Survey Data

Reg No




Categories of Special Interest

Architectural, Artistic

Original Use


In Use As



1785 - 1795


316618, 233470

Date Recorded


Date Updated



Attached three-bay four-storey former house over basement, built c. 1790 apparently as one in terrace of seventeen, with bow to two eastern bays of rear elevation, with two-storey over basement return to third bay. Now in use as offices. Replacement hipped slate roof spanning depth of building, with flat-roofed attic level, behind Flemish bond brown brick parapet with granite coping; hipped slate roof to return. Shouldered rendered chimneystacks to east with clay pots, concealed gutters and with cast-iron downpipe to west end of front elevation. Flemish bond brown brick walls to front elevation with moulded granite plinth over painted ruled-and-lined rendered basement walls. Square-headed window openings, diminishing in height to upper floors, with painted rendered reveals, soldier arches and painted granite sills; exposed granite block-and-start surrounds and wrought-iron grilles to basement; round-headed stairs window opening to rear elevation of third bay. Timber sliding sash windows, front elevation having nine-over-six pane to first floor, three-over-three pane to top floor and six-over-six pane elsewhere; rear has tripartite windows, three-over-three pane to top floor and six-over-six pane elsewhere. Decorative cast-iron balconettes to first floor, and wrought-iron window-guards to second floor. Round-headed Portland limestone principal doorway with paired Ionic columns, stepped fluted frieze and entablature, decorative radial leaded fanlight, moulded architrave and twelve-panel timber door with brass furniture.

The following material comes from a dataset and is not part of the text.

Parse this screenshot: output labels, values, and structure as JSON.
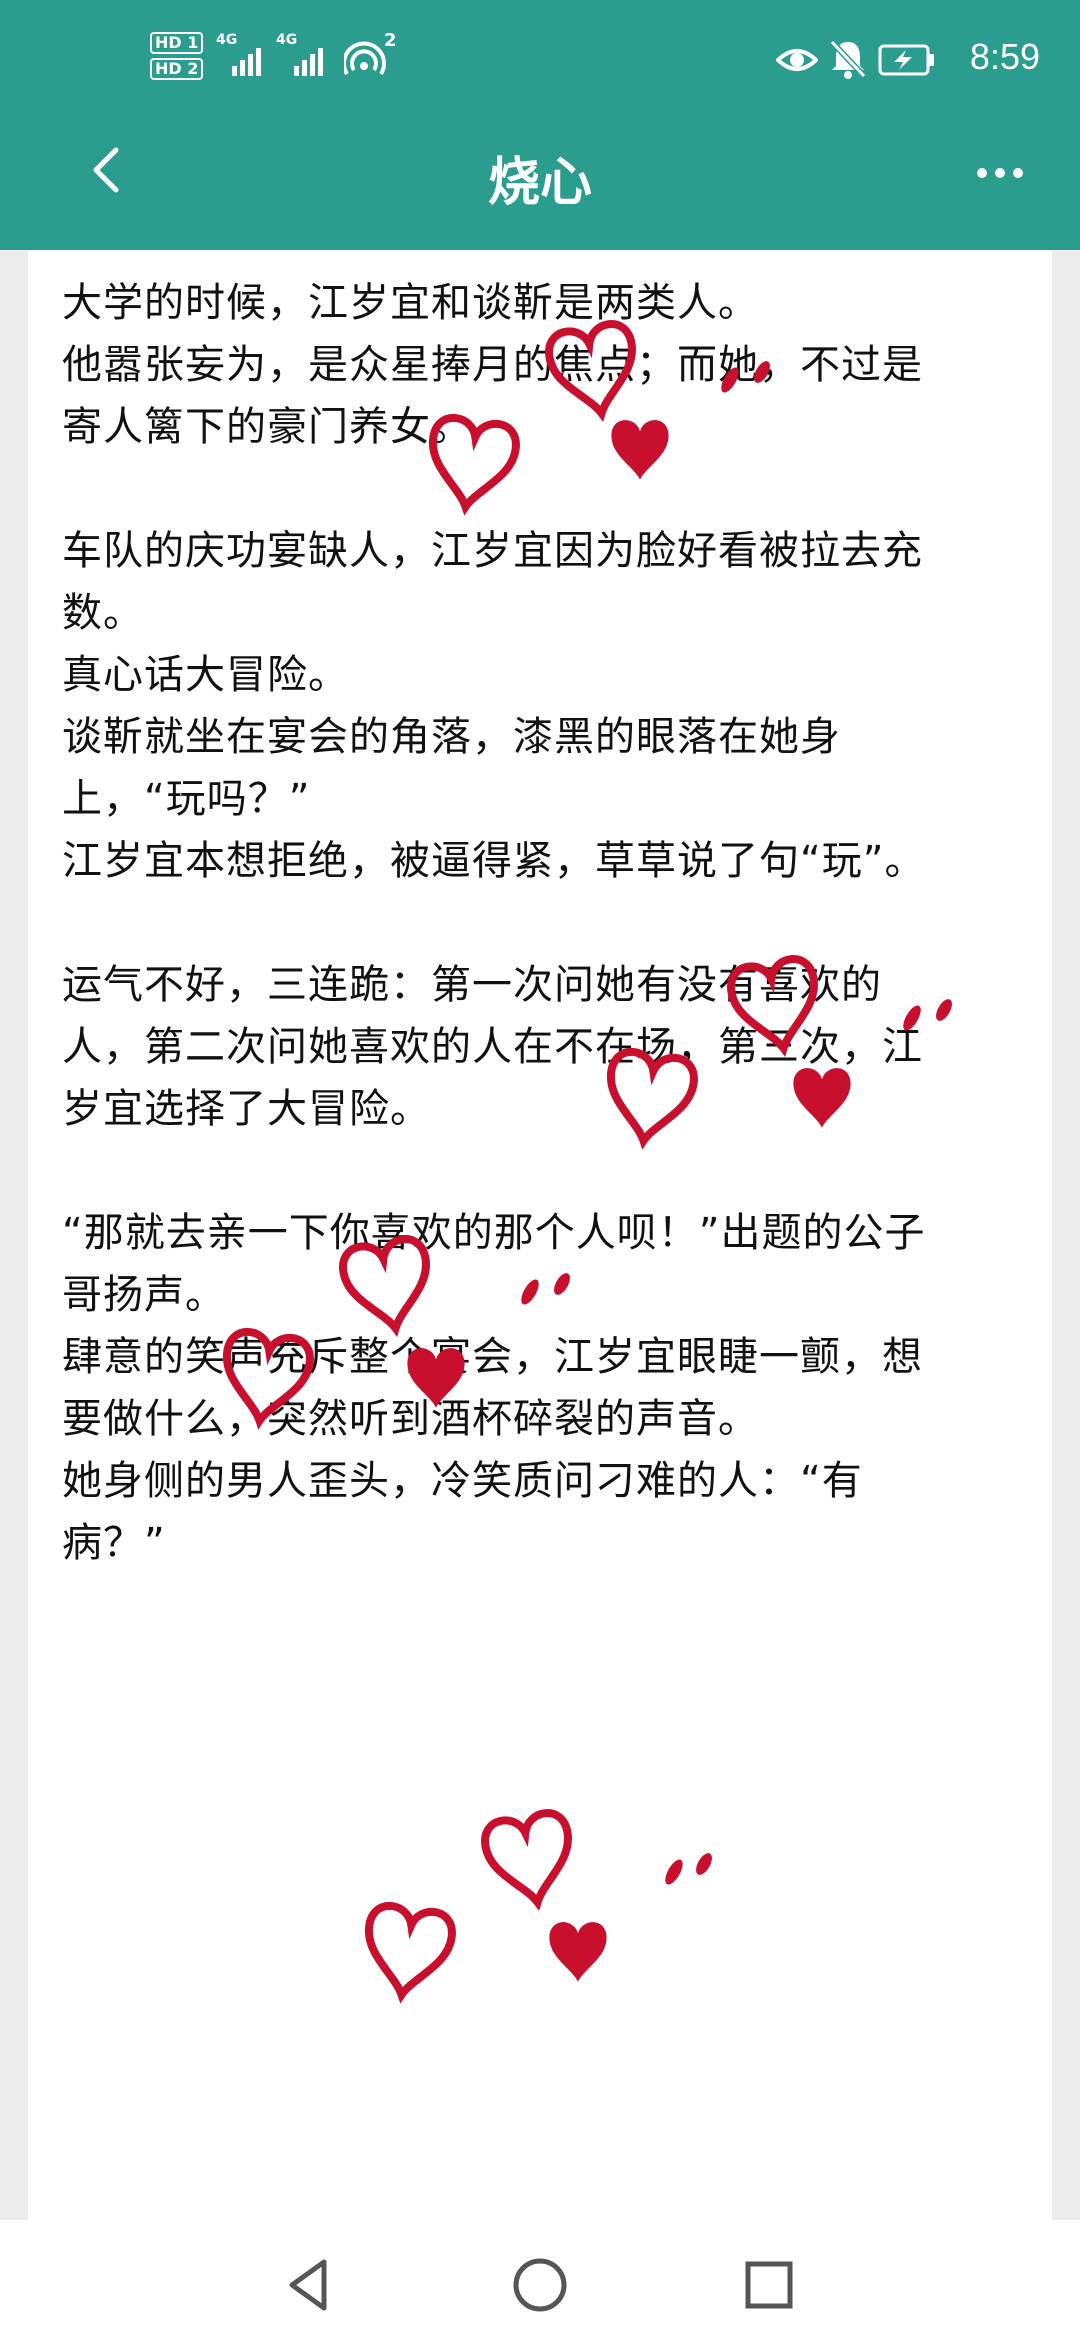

Granite platform with cast-iron boot-scrapes and five granite steps. Wrought-iron railings enclosing basement area with decorative cast-iron posts on moulded granite plinth. Basement area has replacement timber panelled door to house and separate timber-sheeted door gives access below bridged platform. Plaque to front wall reads 'Joseph Sheridan Le Fanu 1814-1873 Writer Lived Here'. Areas of garden and carparking to rear, with recent residential building to stable lane.


No. 70 Merrion Square is an elegant Georgian house that forms part of the eighteenth-century square developed by the Fitzwilliam Estate. It has a relatively modest fa├žade that is enlivened by its ornate Ionic doorcase, while the metalwork of its railings and first floor balconettes provides additional features of visual and craft interest. It was the home of Joseph Sheridan Le Fanu (1814-1873), a writer best known for his ghost stories and mystery novels. He resided here from 1856 until his death in 1873. The square is one of the best-preserved Georgian streetscapes in Ireland. The north, east and south sides are lined with terraced houses of eighteenth and early nineteenth-century date, while the west side is terminated by the garden front of Leinster House. The houses maintain a relatively uniform building height and design, attributed to standards promoted in Fitzwilliam's leases. Individuality was introduced through the design of doorcases, window ironwork and interior decorative schemes. The south side of the square was initially set in large plots of twelve leases; plots were leased consecutively from east to west up until the row was completed in 1791.